→ **The problem**
Your answer should be the lines of the data below that contain "John".

→ **Supplied records**
----

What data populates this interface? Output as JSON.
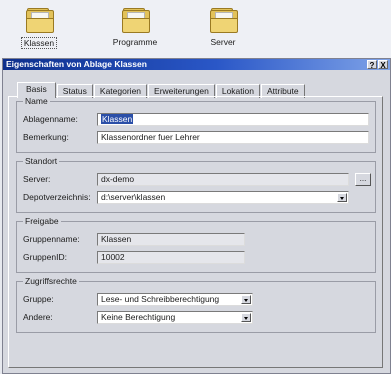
{
  "desktop": {
    "icons": [
      {
        "label": "Klassen",
        "icon": "folder-icon",
        "selected": true
      },
      {
        "label": "Programme",
        "icon": "folder-icon",
        "selected": false
      },
      {
        "label": "Server",
        "icon": "folder-icon",
        "selected": false
      }
    ]
  },
  "dialog": {
    "title": "Eigenschaften von Ablage Klassen",
    "help_label": "?",
    "close_label": "X",
    "tabs": [
      {
        "label": "Basis",
        "active": true
      },
      {
        "label": "Status",
        "active": false
      },
      {
        "label": "Kategorien",
        "active": false
      },
      {
        "label": "Erweiterungen",
        "active": false
      },
      {
        "label": "Lokation",
        "active": false
      },
      {
        "label": "Attribute",
        "active": false
      }
    ],
    "name_group": {
      "label": "Name",
      "ablagename_label": "Ablagenname:",
      "ablagename_value": "Klassen",
      "bemerkung_label": "Bemerkung:",
      "bemerkung_value": "Klassenordner fuer Lehrer"
    },
    "standort_group": {
      "label": "Standort",
      "server_label": "Server:",
      "server_value": "dx-demo",
      "browse_label": "...",
      "depot_label": "Depotverzeichnis:",
      "depot_value": "d:\\server\\klassen"
    },
    "freigabe_group": {
      "label": "Freigabe",
      "gruppenname_label": "Gruppenname:",
      "gruppenname_value": "Klassen",
      "gruppenid_label": "GruppenID:",
      "gruppenid_value": "10002"
    },
    "zugriff_group": {
      "label": "Zugriffsrechte",
      "gruppe_label": "Gruppe:",
      "gruppe_value": "Lese- und Schreibberechtigung",
      "andere_label": "Andere:",
      "andere_value": "Keine Berechtigung"
    }
  }
}
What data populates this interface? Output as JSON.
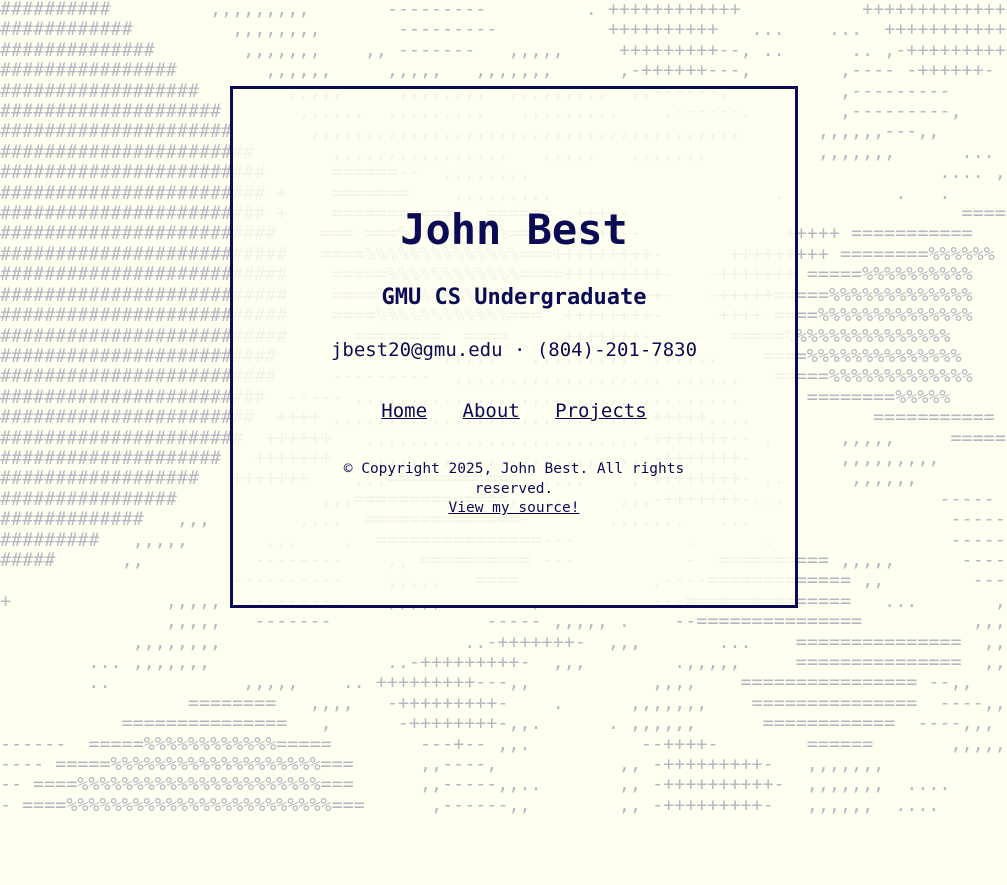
{
  "background": {
    "art": [
      "##########         ,,,,,,,,,       ---------         . ++++++++++++           +++++++++++++++",
      "############         ,,,,,,,,       ---------          ++++++++++   ...    ...  ++++++++++++++",
      "##############        ,,,,,,,    ,, -------   ,,,,,     +++++++++--, ..      .. ,-+++++++++++++",
      "################        ,,,,,,     ,,,,,   ,,,,,,,      ,-++++++---,        ,---- -++++++-",
      "##################        ,,,,,     ,,,,,,,,  ,,,,,,,,,  ,,------,          ,---------",
      "####################       ,,,,,,  ,,,,,,,,,   ,,,,,,,,,    ,------,        ,---------,",
      "#####################       ,,,,,,,,,,,,,,,,,,,,,,,,,,,,,,,,,,,,,,,       ,,,,,,---,,       ,,,,",
      "#######################       ,,,,,,,,,,,,,,,,   ,,,,,   ,,,,,,,          ,,,,,,,      ... ,,,,",
      "########################      ======--  ,,,,,,,,                                     .... ,,,,",
      "######################## +    =======    ,,,,,,,,,                    .          .   .",
      "######################## +    ===========   ======  ++++-                              ======",
      "#########################    === ===%%%%%%%%%%==== +++++--             +++++ ===========",
      "##########################   ====%%%%%%%%%%%%%%===+++++++++-      +++++++++ ========%%%%%%",
      "##########################    =====%%%%%%%%%%%%====+++++++++-   -+++++++ =====%%%%%%%%%%",
      "##########################    ====%%%%%%%%%%%%====-+++++++++-   -+++++=====%%%%%%%%%%%%%",
      "##########################    ====%%%%%%%%%%%%===  ++++++++-     ++++ ====%%%%%%%%%%%%%%",
      "##########################      ========  ====     +++++++-       =====%%%%%%%%%%%%%%%",
      "#########################     -------   ,,,,,   ,,,,,,,,,  ,,,,..    ====%%%%%%%%%%%%%%",
      "#########################     ---------  ,,,,,,,,,,,,,,,,,,, ,,,,,,   =====%%%%%%%%%%%%%",
      "########################  ----- ,,,,,,,,,,,,,,,,,,,,,,,,, ,,,,,,,,,      ========%%%%%",
      "#######################  ++++ ,,,,,,,,,,,,,,,,,,,,,,,,,,,,-+++++,,,,           ===========",
      "######################  ++++++   ,,,,,,,,,,,,,,,,,,,,,,,,,-+++++++-- .      ,,,,,     =====",
      "####################   +++++++   ,,,,,,,,,,,,,,,,,,,,,,,,,,-+++++++-        ,,,,,,,,,",
      "##################   +++++++    ,,,============ ,,,,,    ,-++++++++- ..      ,,,,,,",
      "################             ,,,==============,,,,,,    ,,,-+++++++-...              -----",
      "#############   ,,,        ,,,,  ==============-       .,,,,,,   ...                  ------",
      "#########   ,,,,,       ,,,    .  ===============---          .      .                ------",
      "#####      ,,          --------    ,, ========== ---          -  ========== ,,,,,      ------",
      "                     ----------    ,,,,,   ====            ,----============= ,,        ----",
      "+              ,,,,,  ---------    ,,,,,        ,   .      ---===============   ...       ,,",
      "               ,,,,,   -------              ----- ,,,,, .    --===============          ,,,",
      "            ,,,,,,,,                      ..-+++++++-  ,,,       ...    ===============  ,,",
      "        ... ,,,,,,,                ..-+++++++++-  ,,,        .,,,,,     ===============  ,,",
      "        ..            ,,,,,    .. +++++++++---,,           ,,,,    ================ --,,",
      "                 ========   ,,,,   -+++++++++-    .      ,,,,,,,    ===============  ----,,",
      "           ===============   ,      -++++++++-,,.      . ,,,,,,      ============  ----,,,",
      "------  =====%%%%%%%%%%%%=====        ---+-- ,,.          --++++-        ======       ,,,,,,",
      "---- =====%%%%%%%%%%%%%%%%%%%===      ,,----,           ,, -+++++++++-   ,,,,,,,",
      "-- ====%%%%%%%%%%%%%%%%%%%%%%===      ,,-----,,..       ,, -++++++++++-  ,,,,,,,  ....",
      "- ====%%%%%%%%%%%%%%%%%%%%%%%%===      ,------,,        ,, -+++++++++-   ,,,,,,  ...."
    ]
  },
  "card": {
    "name": "John Best",
    "subtitle": "GMU CS Undergraduate",
    "contact": "jbest20@gmu.edu · (804)-201-7830",
    "nav": {
      "home": "Home",
      "about": "About",
      "projects": "Projects"
    },
    "footer": {
      "copyright": "© Copyright 2025, John Best. All rights reserved.",
      "source_link": "View my source!"
    }
  },
  "colors": {
    "background": "#fffff0",
    "ink": "#0b0b55",
    "ascii_art": "#b7b7c4"
  }
}
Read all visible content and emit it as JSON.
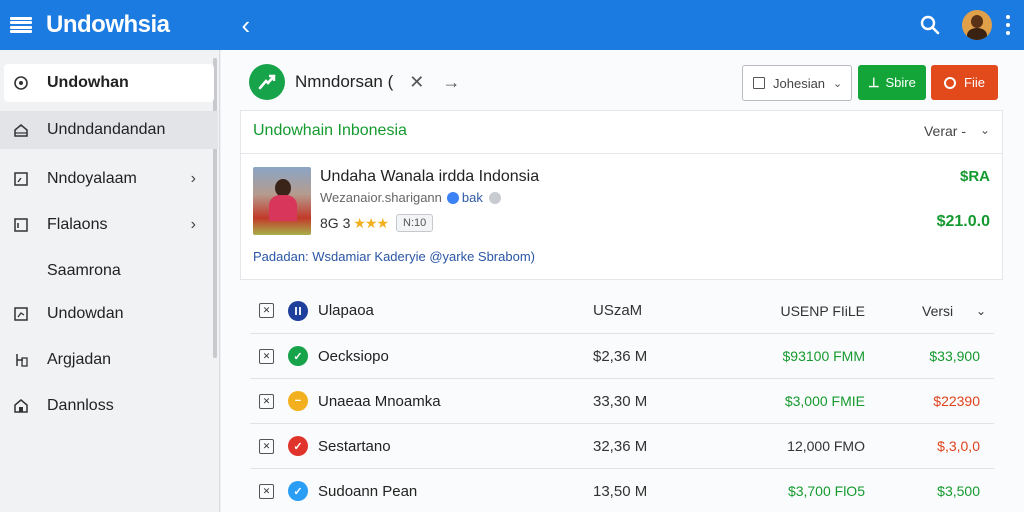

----

→ **Problem solution**
    "name": "John Best",
      "copyright": "© Copyright 2025, John Best. All rights reserved.",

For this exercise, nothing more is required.